My parents gave me a black Chinese fur coat when I was about nineteen years old. It was a totally unexpected gift and I was extremely surprised and thrilled. It was a sleek, black, knee length, simple design with hidden toggles. If I used nonhuman animal proverbs, I would say that I thought I was the cat’s meow when I was wearing it. I wore it everywhere, along with my black leather knee high boots and most likely, a leather purse. I was disappointed when my coat simply wore out.
When I think back to how happy I was, I am understandably horrified that I once so highly regarded a product of such abject cruelty. That is the thing about being vegan. We can become paralyzed by what we once used to do-the simple unconscious acts of daily living that meted out untold cruelty, confinement and death to so many innocent beings. Or we can choose move past our past. We can acknowledge the cruelty in which we unknowingly participated and then we can celebrate the kindness and compassion and peace that arises when we live ethically and advocate for our fellow beings.

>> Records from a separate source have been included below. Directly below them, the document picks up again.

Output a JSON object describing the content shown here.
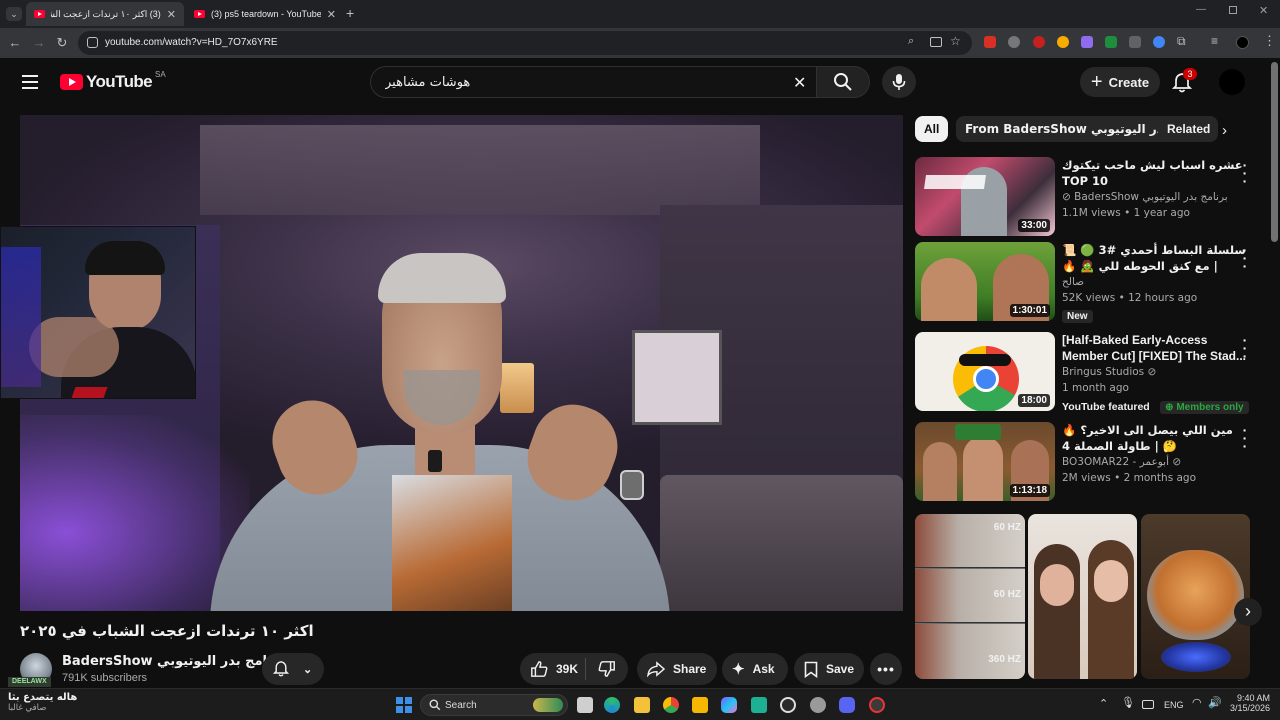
{
  "browser": {
    "tabs": [
      {
        "title": "(3) اكثر ١٠ ترندات ازعجت الشباب في",
        "active": true
      },
      {
        "title": "(3) ps5 teardown - YouTube",
        "active": false
      }
    ],
    "url": "youtube.com/watch?v=HD_7O7x6YRE"
  },
  "header": {
    "logo": "YouTube",
    "country": "SA",
    "search_value": "هوشات مشاهير",
    "create_label": "Create",
    "notification_count": "3"
  },
  "video": {
    "title": "اكثر ١٠ ترندات ازعجت الشباب في ٢٠٢٥",
    "channel_name": "BadersShow برنامج بدر اليوتيوبي",
    "subscribers": "791K subscribers",
    "likes": "39K",
    "share_label": "Share",
    "ask_label": "Ask",
    "save_label": "Save"
  },
  "chips": [
    "All",
    "From BadersShow برنامج بدر اليوتيوبي",
    "Related"
  ],
  "recommendations": [
    {
      "title": "عشره اسباب ليش ماحب تيكتوك TOP 10",
      "channel": "BadersShow برنامج بدر اليوتيوبي",
      "meta": "1.1M views • 1 year ago",
      "duration": "33:00",
      "badge": "",
      "extra": ""
    },
    {
      "title": "سلسلة البساط أحمدي #3 🟢 📜 | مع كنق الحوطه للي 🧟 🔥",
      "channel": "صالح",
      "meta": "52K views • 12 hours ago",
      "duration": "1:30:01",
      "badge": "New",
      "extra": ""
    },
    {
      "title": "[Half-Baked Early-Access Member Cut] [FIXED] The Stad...",
      "channel": "Bringus Studios",
      "meta": "1 month ago",
      "duration": "18:00",
      "badge": "YouTube featured",
      "extra": "Members only"
    },
    {
      "title": "مين اللي بيصل الى الاخير؟ 🔥 🤔 | طاولة الصملة 4",
      "channel": "BO3OMAR22 - أبوعمر",
      "meta": "2M views • 2 months ago",
      "duration": "1:13:18",
      "badge": "",
      "extra": ""
    }
  ],
  "shorts": [
    {
      "labels": [
        "60 HZ",
        "60 HZ",
        "360 HZ"
      ]
    },
    {
      "labels": []
    },
    {
      "labels": []
    }
  ],
  "taskbar": {
    "weather_title": "هاله يتصدع بثا",
    "weather_sub": "صافي غالبا",
    "tray_badge": "DEELAWX",
    "search_label": "Search",
    "language": "ENG",
    "time": "9:40 AM",
    "date": "3/15/2026"
  },
  "colors": {
    "accent": "#ff0033",
    "members_green": "#2ba640",
    "background": "#0f0f0f"
  }
}
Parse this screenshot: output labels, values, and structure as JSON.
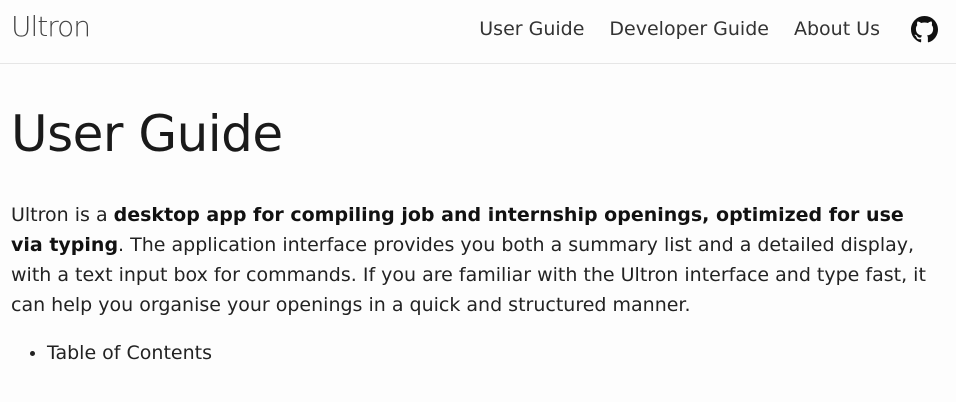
{
  "navbar": {
    "brand": "Ultron",
    "links": [
      {
        "label": "User Guide"
      },
      {
        "label": "Developer Guide"
      },
      {
        "label": "About Us"
      }
    ],
    "github_icon": "github-icon"
  },
  "main": {
    "title": "User Guide",
    "intro": {
      "prefix": "Ultron is a ",
      "bold": "desktop app for compiling job and internship openings, optimized for use via typing",
      "suffix": ". The application interface provides you both a summary list and a detailed display, with a text input box for commands. If you are familiar with the Ultron interface and type fast, it can help you organise your openings in a quick and structured manner."
    },
    "toc": [
      {
        "label": "Table of Contents"
      }
    ]
  }
}
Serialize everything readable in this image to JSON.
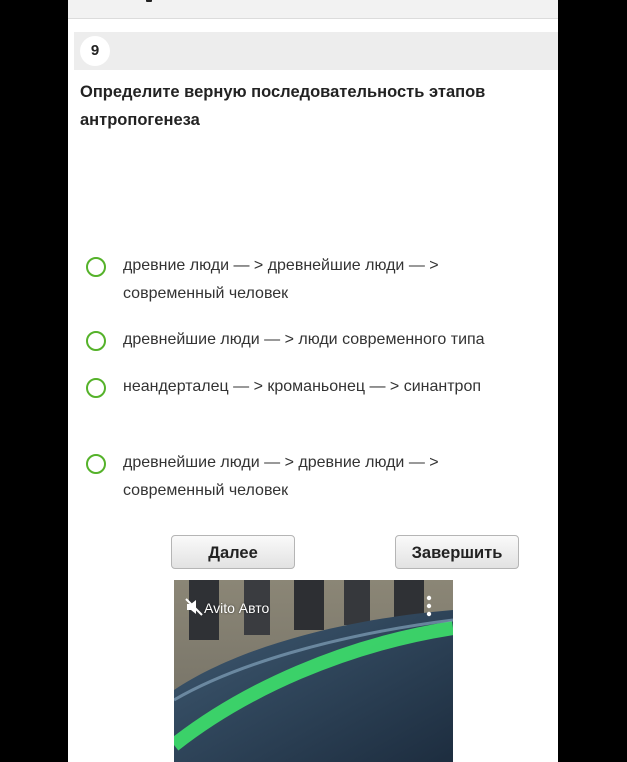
{
  "question": {
    "number": "9",
    "text": "Определите верную последовательность этапов антропогенеза"
  },
  "answers": [
    {
      "label": "древние люди — > древнейшие люди — > современный человек"
    },
    {
      "label": "древнейшие люди — > люди современного типа"
    },
    {
      "label": "неандерталец — > кроманьонец — > синантроп"
    },
    {
      "label": "древнейшие люди — > древние люди — > современный человек"
    }
  ],
  "buttons": {
    "next_label": "Далее",
    "finish_label": "Завершить"
  },
  "ad": {
    "label": "Avito Авто",
    "mute_icon": "muted-speaker-icon",
    "menu_icon": "kebab-menu-icon"
  },
  "colors": {
    "radio_border": "#55b22a",
    "question_bar": "#ededed",
    "background": "#000000"
  }
}
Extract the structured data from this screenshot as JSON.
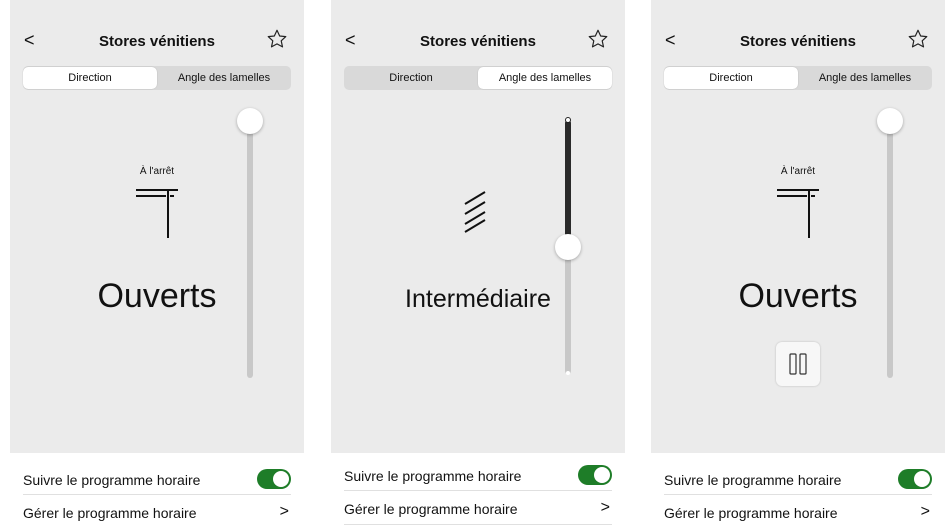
{
  "screens": [
    {
      "title": "Stores vénitiens",
      "back_glyph": "<",
      "star_icon": "star-outline-icon",
      "tabs": [
        {
          "label": "Direction"
        },
        {
          "label": "Angle des lamelles"
        }
      ],
      "active_tab": 0,
      "status_small": "À l'arrêt",
      "state_label": "Ouverts",
      "slider_value": 1.0,
      "schedule_follow_label": "Suivre le programme horaire",
      "schedule_manage_label": "Gérer le programme horaire",
      "toggle_on": true,
      "chevron_glyph": ">"
    },
    {
      "title": "Stores vénitiens",
      "back_glyph": "<",
      "star_icon": "star-outline-icon",
      "tabs": [
        {
          "label": "Direction"
        },
        {
          "label": "Angle des lamelles"
        }
      ],
      "active_tab": 1,
      "state_label": "Intermédiaire",
      "slider_value": 0.5,
      "schedule_follow_label": "Suivre le programme horaire",
      "schedule_manage_label": "Gérer le programme horaire",
      "toggle_on": true,
      "chevron_glyph": ">"
    },
    {
      "title": "Stores vénitiens",
      "back_glyph": "<",
      "star_icon": "star-outline-icon",
      "tabs": [
        {
          "label": "Direction"
        },
        {
          "label": "Angle des lamelles"
        }
      ],
      "active_tab": 0,
      "status_small": "À l'arrêt",
      "state_label": "Ouverts",
      "slider_value": 1.0,
      "pause_icon": "pause-icon",
      "schedule_follow_label": "Suivre le programme horaire",
      "schedule_manage_label": "Gérer le programme horaire",
      "toggle_on": true,
      "chevron_glyph": ">"
    }
  ],
  "colors": {
    "panel_bg": "#ebebeb",
    "toggle_on": "#1e7d28",
    "segment_bg": "#d9d9d9"
  }
}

Advocacy, with clarity not condemnation, is my raison d’etre. When I leave this world, I want to know for myself that I did my best to protect and liberate those who suffer for our wants, not needs. Doing my best includes taking a long look at the pictures and facts surrounding the cruel industries that succeed in both fueling and satiating our learned appetites. This is tough for me. I can read the facts better than I can look at the pictures and videos and films and documentaries. But how can I inform people of what is going on if I cannot look at the damning and undeniable evidence?
So, although I do not seek out the pictures of our criminal behavior, I now look at them when they cross my path in social media and in the research that I do for this website. I encourage you to do same. It will change your mind about how you view the unnecessary suffering of these beings. In light of the recent charges in Quebec levied against the en slaver of farmed for fur nonhuman animals , I would like to share with you some of the facts surrounding the fashion fur industry.
“China produces 85% of the fur worldwide and has no animal welfare laws to protect animals.
Over two million dogs and cats are slaughtered each year , mostly in China and other Asian countries.
They are bludgeoned, hanged, bled to death, and strangled with wire nooses.
Their fur is often mislabeled as that of other animals and exported into the U.S, the European Union, and other countries.
Fur farmed animals are killed by gassing, neck breaking, anal electrocution, clubbing, trapping and injection with poisons so as not to damage their pelts.”
“Every year one hundred million animals are killed for their fur, worldwide.”
Fur Farms:“It is estimated that there are over 200 fur farms in Canada.
They are large scale industrial operations that confine foxes and mink in small wire cages.
Other farmed for fur animals include rabbits, chinchillas and raccoon dogs and bobcats.
These species, excluding rabbits, are not domesticated.
There are currently no laws regulating the keeping, handling or killing of cage-raised fur-bearing animals in Canada.
They spend their short, miserable lives trapped in tiny wire cages stacked together in long sheds, where they eat, sleep, urinate and defecate.
In order to avoid damaging the fur, animals are killed by gassing or anal electrocution.”
Farms around the world are no different as evidenced in these pictures taken in Finland.
Dog and Cat Fur:
The fur from slaughtered dogs and cats is exported to Canada and other countries worldwide where it is used in trim on winter apparel.
“The Canadian Textile and Labeling Act does not require the labeling of animal pelts or hides.”
This means that your fake fur may have dog or cat fur in it and even the fur of other nonhuman animals.
“Leg-hold traps (and other traps) remain legal in every Province and Territory in Canada (and in most U.S. states).
All leg-hold traps are designed to hold a wild animal until the trapper arrives.
Animals suffer from dehydration, blood loss, hypothermia and death.
Animals resort to chewing or wringing off their own trapped limb in order to escape, breaking teeth and bones in the process.”
Leg-hold traps do not discriminate. Other species including dogs and cats are regularly caught and die in the traps.
“In British Columbia, it is legal to set a leg-hold trap just 200 metres from a dwelling including a home or school.”
Annie’s Vegan View
Avoid buying fake fur unless there is a label declaring it to be so.
Donate the fur apparel you have to shelters for nonhuman animals.
Do your own research.
Now that you know the truth, please don’t look away.
Spread the word.
May all beings be happy and free.